= Your objective =
Work through the entries below and show every line in which "Finish" is found.

··· Exercise material

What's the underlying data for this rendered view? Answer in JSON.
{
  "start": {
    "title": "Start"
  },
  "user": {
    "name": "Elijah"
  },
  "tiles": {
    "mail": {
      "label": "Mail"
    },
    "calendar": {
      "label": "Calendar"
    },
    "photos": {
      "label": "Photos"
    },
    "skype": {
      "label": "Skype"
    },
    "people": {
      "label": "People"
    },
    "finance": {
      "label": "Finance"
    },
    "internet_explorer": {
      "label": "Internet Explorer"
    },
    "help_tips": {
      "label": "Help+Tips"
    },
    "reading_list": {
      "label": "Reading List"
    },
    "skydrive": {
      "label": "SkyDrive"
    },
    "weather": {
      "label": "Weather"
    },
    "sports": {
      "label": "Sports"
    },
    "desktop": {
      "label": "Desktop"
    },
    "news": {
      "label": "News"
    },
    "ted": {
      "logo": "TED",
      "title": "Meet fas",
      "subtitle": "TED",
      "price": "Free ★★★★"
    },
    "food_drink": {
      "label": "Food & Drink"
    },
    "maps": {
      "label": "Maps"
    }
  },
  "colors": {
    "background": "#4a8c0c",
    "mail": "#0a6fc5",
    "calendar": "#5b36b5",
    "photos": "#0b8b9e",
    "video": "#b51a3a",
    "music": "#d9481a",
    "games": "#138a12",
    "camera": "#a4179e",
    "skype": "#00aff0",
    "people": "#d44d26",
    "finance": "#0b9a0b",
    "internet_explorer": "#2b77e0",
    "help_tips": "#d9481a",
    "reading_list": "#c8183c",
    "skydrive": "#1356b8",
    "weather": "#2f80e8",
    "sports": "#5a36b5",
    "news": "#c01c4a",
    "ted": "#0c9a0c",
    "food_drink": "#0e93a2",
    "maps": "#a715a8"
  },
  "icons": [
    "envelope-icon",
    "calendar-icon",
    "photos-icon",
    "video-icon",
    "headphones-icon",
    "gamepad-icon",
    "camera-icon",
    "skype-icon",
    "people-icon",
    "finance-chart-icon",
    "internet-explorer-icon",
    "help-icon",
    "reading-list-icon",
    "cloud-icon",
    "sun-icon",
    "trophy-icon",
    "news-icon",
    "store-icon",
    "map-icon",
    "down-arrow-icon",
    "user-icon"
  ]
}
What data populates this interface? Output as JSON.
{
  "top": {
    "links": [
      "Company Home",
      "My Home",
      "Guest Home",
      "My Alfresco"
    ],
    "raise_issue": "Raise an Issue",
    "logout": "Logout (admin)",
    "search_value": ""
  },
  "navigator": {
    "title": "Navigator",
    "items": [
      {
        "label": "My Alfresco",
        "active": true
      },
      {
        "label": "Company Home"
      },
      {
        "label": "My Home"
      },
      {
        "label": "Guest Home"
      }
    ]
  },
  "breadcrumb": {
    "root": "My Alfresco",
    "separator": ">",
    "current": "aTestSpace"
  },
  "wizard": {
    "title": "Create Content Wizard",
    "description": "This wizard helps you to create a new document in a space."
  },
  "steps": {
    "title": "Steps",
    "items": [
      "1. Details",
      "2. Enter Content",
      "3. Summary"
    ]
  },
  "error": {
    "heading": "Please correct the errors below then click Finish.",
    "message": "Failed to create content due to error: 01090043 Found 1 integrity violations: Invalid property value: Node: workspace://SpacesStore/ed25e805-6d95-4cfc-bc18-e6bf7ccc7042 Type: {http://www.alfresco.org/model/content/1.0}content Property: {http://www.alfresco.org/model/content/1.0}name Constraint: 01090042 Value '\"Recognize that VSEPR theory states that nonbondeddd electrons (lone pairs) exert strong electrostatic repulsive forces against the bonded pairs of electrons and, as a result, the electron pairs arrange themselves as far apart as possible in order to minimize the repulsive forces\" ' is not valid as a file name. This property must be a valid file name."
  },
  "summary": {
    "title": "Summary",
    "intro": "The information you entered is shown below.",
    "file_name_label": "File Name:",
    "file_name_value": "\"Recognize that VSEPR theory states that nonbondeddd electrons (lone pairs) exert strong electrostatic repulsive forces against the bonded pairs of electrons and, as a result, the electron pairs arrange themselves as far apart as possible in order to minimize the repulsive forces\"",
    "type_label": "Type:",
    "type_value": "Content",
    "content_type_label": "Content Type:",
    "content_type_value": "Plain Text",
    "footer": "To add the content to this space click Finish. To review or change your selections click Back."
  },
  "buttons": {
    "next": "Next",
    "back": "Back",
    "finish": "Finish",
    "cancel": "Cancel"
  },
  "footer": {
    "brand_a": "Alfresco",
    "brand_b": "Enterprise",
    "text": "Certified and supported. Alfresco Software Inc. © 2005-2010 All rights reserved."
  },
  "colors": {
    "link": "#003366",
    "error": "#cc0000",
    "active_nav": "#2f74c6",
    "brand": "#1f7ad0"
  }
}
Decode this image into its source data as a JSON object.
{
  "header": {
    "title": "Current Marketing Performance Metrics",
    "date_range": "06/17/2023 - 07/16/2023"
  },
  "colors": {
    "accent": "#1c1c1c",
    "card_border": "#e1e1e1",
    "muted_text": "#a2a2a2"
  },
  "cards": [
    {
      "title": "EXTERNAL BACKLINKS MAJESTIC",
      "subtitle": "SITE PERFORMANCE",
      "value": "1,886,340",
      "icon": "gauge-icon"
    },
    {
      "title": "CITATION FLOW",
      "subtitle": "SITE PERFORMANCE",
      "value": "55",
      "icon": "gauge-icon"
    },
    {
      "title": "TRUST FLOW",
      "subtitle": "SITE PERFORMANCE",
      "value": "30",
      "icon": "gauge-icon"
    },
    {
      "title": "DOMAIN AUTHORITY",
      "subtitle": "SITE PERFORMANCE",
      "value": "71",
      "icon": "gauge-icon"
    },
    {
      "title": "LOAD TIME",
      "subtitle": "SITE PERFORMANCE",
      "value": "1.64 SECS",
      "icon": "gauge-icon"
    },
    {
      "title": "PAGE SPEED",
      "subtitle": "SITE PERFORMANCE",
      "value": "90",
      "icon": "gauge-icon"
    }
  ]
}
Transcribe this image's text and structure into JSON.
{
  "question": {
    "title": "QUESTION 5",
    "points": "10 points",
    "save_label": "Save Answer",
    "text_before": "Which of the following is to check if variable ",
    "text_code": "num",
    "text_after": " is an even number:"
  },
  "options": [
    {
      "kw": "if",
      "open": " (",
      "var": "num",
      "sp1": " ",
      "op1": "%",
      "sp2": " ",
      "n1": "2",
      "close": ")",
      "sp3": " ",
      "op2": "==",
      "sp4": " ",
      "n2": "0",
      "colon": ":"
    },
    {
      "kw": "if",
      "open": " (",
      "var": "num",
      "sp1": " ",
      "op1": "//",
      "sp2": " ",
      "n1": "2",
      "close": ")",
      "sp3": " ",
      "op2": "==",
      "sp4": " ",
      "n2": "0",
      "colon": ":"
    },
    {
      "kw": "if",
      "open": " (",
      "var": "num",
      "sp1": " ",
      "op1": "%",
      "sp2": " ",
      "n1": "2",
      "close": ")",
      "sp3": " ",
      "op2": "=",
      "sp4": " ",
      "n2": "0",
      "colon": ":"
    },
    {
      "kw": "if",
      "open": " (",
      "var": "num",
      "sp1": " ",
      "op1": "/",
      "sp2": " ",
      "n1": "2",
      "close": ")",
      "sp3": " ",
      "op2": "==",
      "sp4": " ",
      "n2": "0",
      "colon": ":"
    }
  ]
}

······

= Result =
    "heading": "Please correct the errors below then click Finish.",
    "footer": "To add the content to this space click Finish. To review or change your selections click Back."
    "finish": "Finish",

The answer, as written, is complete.